→ Problem
Set down all of the records exactly.

Collection entries
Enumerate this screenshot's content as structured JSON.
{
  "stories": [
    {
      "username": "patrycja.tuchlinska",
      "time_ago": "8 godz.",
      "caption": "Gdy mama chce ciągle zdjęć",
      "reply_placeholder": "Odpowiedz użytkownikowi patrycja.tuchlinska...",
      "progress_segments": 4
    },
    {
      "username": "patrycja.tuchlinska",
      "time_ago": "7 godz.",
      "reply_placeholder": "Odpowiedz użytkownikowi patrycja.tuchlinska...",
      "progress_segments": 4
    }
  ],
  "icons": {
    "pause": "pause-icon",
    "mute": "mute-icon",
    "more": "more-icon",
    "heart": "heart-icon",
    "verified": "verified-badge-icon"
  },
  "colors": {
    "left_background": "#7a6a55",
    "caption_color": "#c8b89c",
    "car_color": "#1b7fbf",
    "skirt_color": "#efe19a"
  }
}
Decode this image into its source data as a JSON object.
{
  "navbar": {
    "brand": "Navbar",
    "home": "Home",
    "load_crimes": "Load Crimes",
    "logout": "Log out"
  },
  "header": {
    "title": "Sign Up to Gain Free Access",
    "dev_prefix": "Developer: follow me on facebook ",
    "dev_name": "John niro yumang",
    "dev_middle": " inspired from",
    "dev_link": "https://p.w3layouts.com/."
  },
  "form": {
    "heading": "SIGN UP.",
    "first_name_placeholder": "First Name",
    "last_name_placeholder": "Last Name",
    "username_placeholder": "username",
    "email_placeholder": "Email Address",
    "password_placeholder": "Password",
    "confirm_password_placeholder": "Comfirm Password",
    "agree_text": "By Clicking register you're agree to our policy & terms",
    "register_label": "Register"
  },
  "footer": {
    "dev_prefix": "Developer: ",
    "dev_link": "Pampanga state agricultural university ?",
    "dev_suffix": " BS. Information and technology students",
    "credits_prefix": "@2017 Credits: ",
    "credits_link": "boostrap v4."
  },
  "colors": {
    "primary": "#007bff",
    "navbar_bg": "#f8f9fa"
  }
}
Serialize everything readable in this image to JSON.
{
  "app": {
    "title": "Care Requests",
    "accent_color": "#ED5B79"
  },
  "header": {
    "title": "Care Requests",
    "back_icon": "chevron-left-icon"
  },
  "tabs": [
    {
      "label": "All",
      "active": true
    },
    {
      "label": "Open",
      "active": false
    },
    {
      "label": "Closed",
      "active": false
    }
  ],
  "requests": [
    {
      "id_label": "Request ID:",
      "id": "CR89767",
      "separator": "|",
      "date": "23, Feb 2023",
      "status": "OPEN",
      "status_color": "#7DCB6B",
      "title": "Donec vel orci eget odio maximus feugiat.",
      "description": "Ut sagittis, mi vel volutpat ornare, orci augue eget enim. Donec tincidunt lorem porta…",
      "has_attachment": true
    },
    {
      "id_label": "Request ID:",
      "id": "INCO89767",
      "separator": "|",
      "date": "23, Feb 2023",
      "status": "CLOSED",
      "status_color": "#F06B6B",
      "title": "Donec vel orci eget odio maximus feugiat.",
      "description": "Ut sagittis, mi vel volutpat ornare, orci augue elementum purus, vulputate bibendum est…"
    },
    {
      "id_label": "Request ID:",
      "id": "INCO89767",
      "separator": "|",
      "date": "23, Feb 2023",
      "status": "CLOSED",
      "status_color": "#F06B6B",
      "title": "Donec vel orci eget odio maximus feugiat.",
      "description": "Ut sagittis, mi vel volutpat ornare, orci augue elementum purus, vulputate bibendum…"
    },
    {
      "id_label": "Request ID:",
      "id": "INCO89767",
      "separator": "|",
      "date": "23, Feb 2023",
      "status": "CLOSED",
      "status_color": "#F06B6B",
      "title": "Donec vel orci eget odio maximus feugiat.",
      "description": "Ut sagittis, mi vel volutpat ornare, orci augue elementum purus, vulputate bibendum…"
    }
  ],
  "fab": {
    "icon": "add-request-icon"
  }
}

→ Exercise response
Enumerate this screenshot's content as structured JSON.
{
  "stories": [
    {
      "username": "patrycja.tuchlinska",
      "time_ago": "8 godz.",
      "caption": "Gdy mama chce ciągle zdjęć",
      "reply_placeholder": "Odpowiedz użytkownikowi patrycja.tuchlinska...",
      "progress_segments": 4
    },
    {
      "username": "patrycja.tuchlinska",
      "time_ago": "7 godz.",
      "reply_placeholder": "Odpowiedz użytkownikowi patrycja.tuchlinska...",
      "progress_segments": 4
    }
  ],
  "icons": {
    "pause": "pause-icon",
    "mute": "mute-icon",
    "more": "more-icon",
    "heart": "heart-icon",
    "verified": "verified-badge-icon"
  },
  "colors": {
    "left_background": "#7a6a55",
    "caption_color": "#c8b89c",
    "car_color": "#1b7fbf",
    "skirt_color": "#efe19a"
  }
}
Decode this image into its source data as a JSON object.
{
  "navbar": {
    "brand": "Navbar",
    "home": "Home",
    "load_crimes": "Load Crimes",
    "logout": "Log out"
  },
  "header": {
    "title": "Sign Up to Gain Free Access",
    "dev_prefix": "Developer: follow me on facebook ",
    "dev_name": "John niro yumang",
    "dev_middle": " inspired from",
    "dev_link": "https://p.w3layouts.com/."
  },
  "form": {
    "heading": "SIGN UP.",
    "first_name_placeholder": "First Name",
    "last_name_placeholder": "Last Name",
    "username_placeholder": "username",
    "email_placeholder": "Email Address",
    "password_placeholder": "Password",
    "confirm_password_placeholder": "Comfirm Password",
    "agree_text": "By Clicking register you're agree to our policy & terms",
    "register_label": "Register"
  },
  "footer": {
    "dev_prefix": "Developer: ",
    "dev_link": "Pampanga state agricultural university ?",
    "dev_suffix": " BS. Information and technology students",
    "credits_prefix": "@2017 Credits: ",
    "credits_link": "boostrap v4."
  },
  "colors": {
    "primary": "#007bff",
    "navbar_bg": "#f8f9fa"
  }
}
Serialize everything readable in this image to JSON.
{
  "app": {
    "title": "Care Requests",
    "accent_color": "#ED5B79"
  },
  "header": {
    "title": "Care Requests",
    "back_icon": "chevron-left-icon"
  },
  "tabs": [
    {
      "label": "All",
      "active": true
    },
    {
      "label": "Open",
      "active": false
    },
    {
      "label": "Closed",
      "active": false
    }
  ],
  "requests": [
    {
      "id_label": "Request ID:",
      "id": "CR89767",
      "separator": "|",
      "date": "23, Feb 2023",
      "status": "OPEN",
      "status_color": "#7DCB6B",
      "title": "Donec vel orci eget odio maximus feugiat.",
      "description": "Ut sagittis, mi vel volutpat ornare, orci augue eget enim. Donec tincidunt lorem porta…",
      "has_attachment": true
    },
    {
      "id_label": "Request ID:",
      "id": "INCO89767",
      "separator": "|",
      "date": "23, Feb 2023",
      "status": "CLOSED",
      "status_color": "#F06B6B",
      "title": "Donec vel orci eget odio maximus feugiat.",
      "description": "Ut sagittis, mi vel volutpat ornare, orci augue elementum purus, vulputate bibendum est…"
    },
    {
      "id_label": "Request ID:",
      "id": "INCO89767",
      "separator": "|",
      "date": "23, Feb 2023",
      "status": "CLOSED",
      "status_color": "#F06B6B",
      "title": "Donec vel orci eget odio maximus feugiat.",
      "description": "Ut sagittis, mi vel volutpat ornare, orci augue elementum purus, vulputate bibendum…"
    },
    {
      "id_label": "Request ID:",
      "id": "INCO89767",
      "separator": "|",
      "date": "23, Feb 2023",
      "status": "CLOSED",
      "status_color": "#F06B6B",
      "title": "Donec vel orci eget odio maximus feugiat.",
      "description": "Ut sagittis, mi vel volutpat ornare, orci augue elementum purus, vulputate bibendum…"
    }
  ],
  "fab": {
    "icon": "add-request-icon"
  }
}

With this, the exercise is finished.